There is a
scene blatantly stolen homage to the Sean Bean classic When Saturday Comes, of a disapproving father watching his boy play his first match on a TV in a pub. I wasn’t quite sure on the time difference but I always thought that the Americans were quite strict with there drinking laws. And who is that making a cameo I wonder?
|Clap, Clap, Thunder! Clap, Clap, Thunder!|
There are also quite a few actual football players that try and attempt to give the film some credibility. Well, when I say football players, with the likes of Titus Bramble, Michael Chopra & Lee Bowyer you know you are onto a winner! Add a little of Martin Tyler doing some commentary like a cheap FIFA game and you can almost, very nearly, forget some of the other issues. Like for example, why does the ball change colour from white to yellow back to white during the Newcastle vs Chelsea match?
As it’s a football movie, there’s the other big issue that usually fucks these up. The scenes of actual football matches. Fuck me, some of the staging is terrible! At one moment we are shown some footage from a game, then they try to weave in the film stars. Sometimes it is just about bearable, but others, it’s a clear WTF moment. One top example would be the final match of the season. So let’s explain ourselves…
If you do make it to the finale, you are then given the cliches of cliches. As it stands, Newcastle need nothing less them to beat Liverpool to take fourth spot from away from them and qualify for Champions League football. With a packed out St James’ Park, our young star is given his very first start in the Black & White.
|Yeah we get it, it’s grim!|
After Newcastle have taken the lead with a goal from that fella in Jurassic Park III, they are soon enough pegged back by goals from Bišćan & Baroš. Neither of whom appeared in any of the Jurassic Park franchise. With time running out, Jurassic Park III fella grabs a second. Can’t say that I’ve seen many shots from open play that send the keeper in totally the wrong direction, but it happened for him.
So, we arrive at the final few minutes, when Newcastle get a free kick, just outside the box. And for some reason, our man on as a sub and on his debut is given the opportunity to send Newcastle into fourth place. He takes a run up and with his left foot and curls the ball around the wall and into the goal. Game over! Cue the final whistle and much celebrations from the Barrios to the fog on the Tyne.
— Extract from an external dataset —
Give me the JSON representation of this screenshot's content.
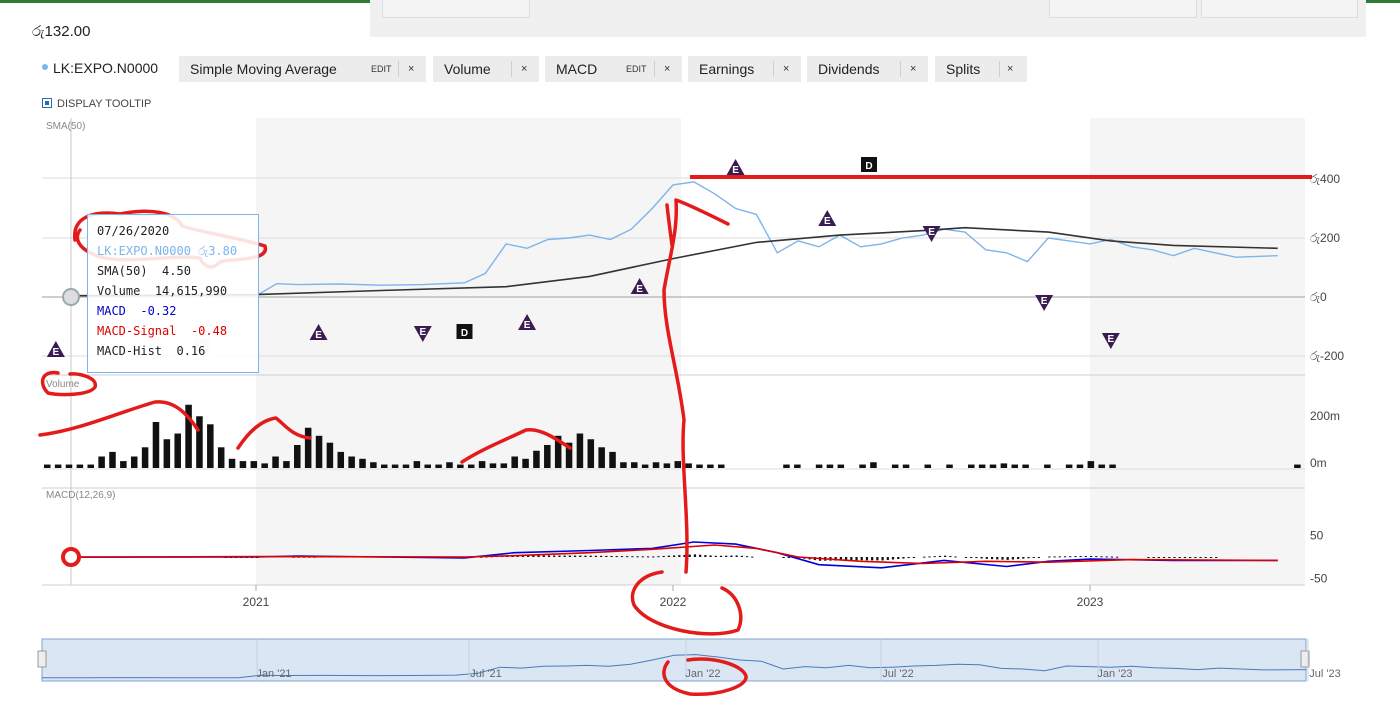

But hold up, did I say left foot? Yep, that’s right. What a way to bamboozle people by taking a free kick with your other foot. And this despite only using his right all the way through the film. He keeps that in his locker for special occasions I suppose. However after some digging, it turns out that the producers had used stock footage of Laurent Robert for this bit, a player who happens to be left footed!
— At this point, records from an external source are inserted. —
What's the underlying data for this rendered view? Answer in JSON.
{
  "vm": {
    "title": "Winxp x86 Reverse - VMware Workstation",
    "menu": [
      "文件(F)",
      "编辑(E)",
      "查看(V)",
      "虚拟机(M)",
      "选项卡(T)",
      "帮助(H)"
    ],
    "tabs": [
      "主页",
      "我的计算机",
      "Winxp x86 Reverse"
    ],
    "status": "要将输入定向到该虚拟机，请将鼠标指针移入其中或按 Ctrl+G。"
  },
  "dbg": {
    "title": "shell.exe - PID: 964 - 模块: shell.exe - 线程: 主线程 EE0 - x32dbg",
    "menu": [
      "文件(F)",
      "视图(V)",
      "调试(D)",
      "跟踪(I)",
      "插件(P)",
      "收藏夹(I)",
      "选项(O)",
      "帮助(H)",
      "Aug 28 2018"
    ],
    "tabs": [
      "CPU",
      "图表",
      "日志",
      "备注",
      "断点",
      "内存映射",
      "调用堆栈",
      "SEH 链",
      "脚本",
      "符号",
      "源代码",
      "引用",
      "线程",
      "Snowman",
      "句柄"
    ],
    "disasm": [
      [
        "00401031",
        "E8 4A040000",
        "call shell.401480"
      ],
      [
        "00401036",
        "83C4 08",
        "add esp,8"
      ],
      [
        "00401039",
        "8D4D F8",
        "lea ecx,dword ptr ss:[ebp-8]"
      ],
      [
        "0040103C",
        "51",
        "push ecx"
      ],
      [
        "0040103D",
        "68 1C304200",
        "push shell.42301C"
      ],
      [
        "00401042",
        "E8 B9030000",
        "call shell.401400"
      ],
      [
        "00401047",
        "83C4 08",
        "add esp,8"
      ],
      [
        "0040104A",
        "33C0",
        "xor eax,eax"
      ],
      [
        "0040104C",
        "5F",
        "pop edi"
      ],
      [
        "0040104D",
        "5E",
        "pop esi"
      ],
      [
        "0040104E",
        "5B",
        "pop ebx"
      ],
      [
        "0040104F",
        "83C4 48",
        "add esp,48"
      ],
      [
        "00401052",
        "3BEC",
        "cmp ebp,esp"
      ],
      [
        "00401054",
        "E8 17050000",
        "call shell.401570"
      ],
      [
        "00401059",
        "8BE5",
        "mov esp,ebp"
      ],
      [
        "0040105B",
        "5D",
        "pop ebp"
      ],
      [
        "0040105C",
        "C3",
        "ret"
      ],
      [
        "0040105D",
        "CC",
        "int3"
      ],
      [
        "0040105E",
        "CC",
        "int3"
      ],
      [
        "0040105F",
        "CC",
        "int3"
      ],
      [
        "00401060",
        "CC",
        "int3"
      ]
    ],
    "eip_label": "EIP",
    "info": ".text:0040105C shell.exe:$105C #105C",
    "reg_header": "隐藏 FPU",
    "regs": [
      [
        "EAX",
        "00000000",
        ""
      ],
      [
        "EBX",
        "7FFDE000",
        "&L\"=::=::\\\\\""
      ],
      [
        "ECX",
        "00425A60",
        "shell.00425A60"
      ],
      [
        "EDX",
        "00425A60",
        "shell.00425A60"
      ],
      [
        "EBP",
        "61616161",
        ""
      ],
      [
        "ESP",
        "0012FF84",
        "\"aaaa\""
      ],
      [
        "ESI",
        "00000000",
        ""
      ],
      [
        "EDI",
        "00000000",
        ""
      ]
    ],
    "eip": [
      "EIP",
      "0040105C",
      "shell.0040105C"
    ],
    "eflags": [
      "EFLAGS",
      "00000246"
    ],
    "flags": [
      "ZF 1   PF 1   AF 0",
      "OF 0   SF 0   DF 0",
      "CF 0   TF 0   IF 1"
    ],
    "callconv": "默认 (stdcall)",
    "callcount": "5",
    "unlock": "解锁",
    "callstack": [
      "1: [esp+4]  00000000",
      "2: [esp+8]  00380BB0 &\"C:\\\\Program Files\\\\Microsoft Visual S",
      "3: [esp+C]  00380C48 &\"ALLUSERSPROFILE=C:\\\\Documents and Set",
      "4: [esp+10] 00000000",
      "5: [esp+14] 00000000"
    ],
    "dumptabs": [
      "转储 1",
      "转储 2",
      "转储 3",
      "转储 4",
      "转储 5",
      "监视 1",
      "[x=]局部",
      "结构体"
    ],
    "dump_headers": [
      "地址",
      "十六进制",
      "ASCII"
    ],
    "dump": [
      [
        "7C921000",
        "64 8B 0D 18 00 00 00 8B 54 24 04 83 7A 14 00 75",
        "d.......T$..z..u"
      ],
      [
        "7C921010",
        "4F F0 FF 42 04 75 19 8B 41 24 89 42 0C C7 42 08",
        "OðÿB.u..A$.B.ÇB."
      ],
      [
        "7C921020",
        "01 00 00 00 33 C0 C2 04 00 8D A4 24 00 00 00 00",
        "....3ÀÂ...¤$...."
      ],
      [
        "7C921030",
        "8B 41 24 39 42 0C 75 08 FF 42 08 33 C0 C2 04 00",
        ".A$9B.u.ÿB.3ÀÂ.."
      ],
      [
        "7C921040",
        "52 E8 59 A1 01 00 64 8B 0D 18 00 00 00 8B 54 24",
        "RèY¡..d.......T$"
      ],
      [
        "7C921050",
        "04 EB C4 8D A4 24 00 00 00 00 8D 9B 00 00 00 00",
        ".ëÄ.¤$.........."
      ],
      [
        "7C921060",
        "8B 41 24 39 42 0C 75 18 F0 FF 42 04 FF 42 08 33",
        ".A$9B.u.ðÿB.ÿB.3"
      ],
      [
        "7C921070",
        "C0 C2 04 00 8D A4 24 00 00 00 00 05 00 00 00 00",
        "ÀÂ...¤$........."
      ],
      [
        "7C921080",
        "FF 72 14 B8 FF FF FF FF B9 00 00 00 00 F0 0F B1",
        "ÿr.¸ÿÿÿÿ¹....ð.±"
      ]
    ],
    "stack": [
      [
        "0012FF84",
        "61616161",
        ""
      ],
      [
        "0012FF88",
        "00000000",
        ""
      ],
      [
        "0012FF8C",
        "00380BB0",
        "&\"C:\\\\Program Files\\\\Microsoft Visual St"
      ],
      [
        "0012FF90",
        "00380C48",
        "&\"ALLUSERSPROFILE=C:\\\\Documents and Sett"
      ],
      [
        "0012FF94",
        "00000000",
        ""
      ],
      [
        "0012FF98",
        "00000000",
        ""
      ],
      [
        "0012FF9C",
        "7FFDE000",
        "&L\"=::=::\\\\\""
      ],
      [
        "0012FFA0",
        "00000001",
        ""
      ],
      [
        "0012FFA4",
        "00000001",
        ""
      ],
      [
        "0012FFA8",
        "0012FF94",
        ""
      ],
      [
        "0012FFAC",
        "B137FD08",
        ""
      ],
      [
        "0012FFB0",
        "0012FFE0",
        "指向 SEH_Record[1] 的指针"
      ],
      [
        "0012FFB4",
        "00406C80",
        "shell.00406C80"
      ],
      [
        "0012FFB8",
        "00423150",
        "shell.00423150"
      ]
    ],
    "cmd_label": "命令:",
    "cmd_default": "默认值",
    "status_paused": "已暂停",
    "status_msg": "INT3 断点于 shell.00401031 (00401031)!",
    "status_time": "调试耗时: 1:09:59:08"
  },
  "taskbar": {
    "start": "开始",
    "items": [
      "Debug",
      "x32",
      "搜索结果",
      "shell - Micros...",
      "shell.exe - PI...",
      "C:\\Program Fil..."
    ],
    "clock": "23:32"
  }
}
|Remind me again, who sponsors this film?|
All this flick really needed to cap it off was to fade out to credits with the Lighthouse Family playing one of their uplifting songs. But then again, I suppose they only save that sort of ending for a film involving Rugby League. Yeah, serious. Now does anyone know what film I’m talking about? No answers on a postcard for that one…
So we arrive at the end of this film review. Hopefully I won’t have to follow this up with the sequel (didn’t even know that it was a trilogy of films), but you never know what with Taz being a total bastard. At least it should be a long time before we try this malarkey again. There is only one thing left to do and that is stick in the obligatory trailer that encapsulates what equates to a near two hour film in less then three minutes.